A few weeks later three very poor looking children went to the teacher who had made the explanation. Each child had a dollar in small coins. They made an eager demand for “reglar membership" in the Red Cross, saying that they wished to help pay the workers who were saving the little children. The school had previously become a member of the Junior Red Cross, but these three little women wished to be "reglar members.”
The ethical value of the fund cannot be measured; many a little girl has successfully fought battles with self, sacrificing her own pleasures that others might live. Many interesting stories might be told of the little girls' joy at the successful termination of inward struggles. One story will suffice to show the sense of responsibility felt by the pupils. At the close of the Auditorium exercise one day, an ungraded class pupil handed over a cent with the following story. “Ain't I glad I didn't spend it! My mother got up late this morning and didn't get breakfast ready in time. I said I had to go to school because we were going to hear some letters from our French children. My mother gave me a piece of bread and a cent and said 'buy somethin' for yourself. I said to myself 'what'll I buy?' Then my conscience said 'you ain't got no right to buy more food—you have some.' Then the other voice said ‘go on and buy; you have a right to some-thin'.' Then my conscience said ‘no you ain't got no right to buy, you have bread and the French kids are starvin'.' Ain't I glad I didn't spend it!" The story does not serve as an example of Addisonian English, but it certainly illustrates something much higher and nobler. Our little girl has learned the value of putting self in the background when the call of humanity comes.
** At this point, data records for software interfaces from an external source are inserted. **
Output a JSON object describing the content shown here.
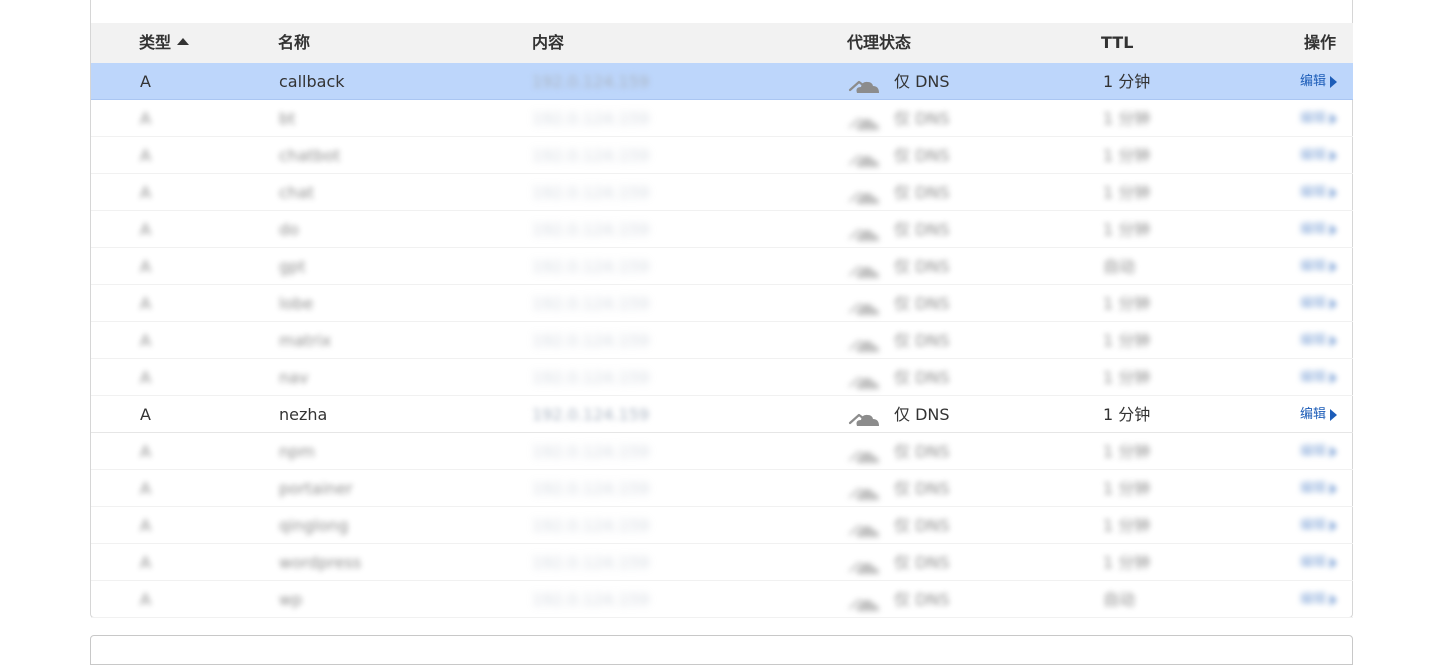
{
  "table": {
    "columns": {
      "type": "类型",
      "name": "名称",
      "content": "内容",
      "proxy": "代理状态",
      "ttl": "TTL",
      "action": "操作"
    },
    "rows": [
      {
        "type": "A",
        "name": "callback",
        "content": "192.0.124.159",
        "proxy": "仅 DNS",
        "ttl": "1 分钟",
        "action": "编辑",
        "state": "selected"
      },
      {
        "type": "A",
        "name": "bt",
        "content": "192.0.124.159",
        "proxy": "仅 DNS",
        "ttl": "1 分钟",
        "action": "编辑",
        "state": "blur"
      },
      {
        "type": "A",
        "name": "chatbot",
        "content": "192.0.124.159",
        "proxy": "仅 DNS",
        "ttl": "1 分钟",
        "action": "编辑",
        "state": "blur"
      },
      {
        "type": "A",
        "name": "chat",
        "content": "192.0.124.159",
        "proxy": "仅 DNS",
        "ttl": "1 分钟",
        "action": "编辑",
        "state": "blur"
      },
      {
        "type": "A",
        "name": "do",
        "content": "192.0.124.159",
        "proxy": "仅 DNS",
        "ttl": "1 分钟",
        "action": "编辑",
        "state": "blur"
      },
      {
        "type": "A",
        "name": "gpt",
        "content": "192.0.124.159",
        "proxy": "仅 DNS",
        "ttl": "自动",
        "action": "编辑",
        "state": "blur"
      },
      {
        "type": "A",
        "name": "lobe",
        "content": "192.0.124.159",
        "proxy": "仅 DNS",
        "ttl": "1 分钟",
        "action": "编辑",
        "state": "blur"
      },
      {
        "type": "A",
        "name": "matrix",
        "content": "192.0.124.159",
        "proxy": "仅 DNS",
        "ttl": "1 分钟",
        "action": "编辑",
        "state": "blur"
      },
      {
        "type": "A",
        "name": "nav",
        "content": "192.0.124.159",
        "proxy": "仅 DNS",
        "ttl": "1 分钟",
        "action": "编辑",
        "state": "blur"
      },
      {
        "type": "A",
        "name": "nezha",
        "content": "192.0.124.159",
        "proxy": "仅 DNS",
        "ttl": "1 分钟",
        "action": "编辑",
        "state": "normal"
      },
      {
        "type": "A",
        "name": "npm",
        "content": "192.0.124.159",
        "proxy": "仅 DNS",
        "ttl": "1 分钟",
        "action": "编辑",
        "state": "blur"
      },
      {
        "type": "A",
        "name": "portainer",
        "content": "192.0.124.159",
        "proxy": "仅 DNS",
        "ttl": "1 分钟",
        "action": "编辑",
        "state": "blur"
      },
      {
        "type": "A",
        "name": "qinglong",
        "content": "192.0.124.159",
        "proxy": "仅 DNS",
        "ttl": "1 分钟",
        "action": "编辑",
        "state": "blur"
      },
      {
        "type": "A",
        "name": "wordpress",
        "content": "192.0.124.159",
        "proxy": "仅 DNS",
        "ttl": "1 分钟",
        "action": "编辑",
        "state": "blur"
      },
      {
        "type": "A",
        "name": "wp",
        "content": "192.0.124.159",
        "proxy": "仅 DNS",
        "ttl": "自动",
        "action": "编辑",
        "state": "blur"
      }
    ]
  },
  "icons": {
    "proxy": "dns-only-cloud-icon",
    "sort": "sort-ascending-icon",
    "edit_arrow": "play-right-icon"
  },
  "colors": {
    "accent": "#1d5db8",
    "selected_row": "#bdd6fb",
    "header_bg": "#f2f2f2",
    "cloud_gray": "#8c8c8c"
  }
}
In the third Liberty Loan Campaign one of the speakers used the story of the Conscience Fund to awaken an apathetic audience. This worker, a forceful cultured woman, was asked to address an audience in a movingpicture hall. The audience was indifferent to her appeal, many of them complacently chewing gum or eating candy. That reminded the speaker of the little girls who had cheerfully given up such pleasures that others might have bread. She told of the fund and of the long continued voluntary sacrifices of little girls far from rich. As she talked the audience awakened. One man rose and waved his hand enthusiastically saying, “I'll buy a thousand dollar bond; I'll not be outdone by children. Within a few minutes five thousand dollars worth of bonds had been sold.
Before Easter the pupils decided to send money to the little god-sisters to buy something new to wear, also a little extra money for postage stamps.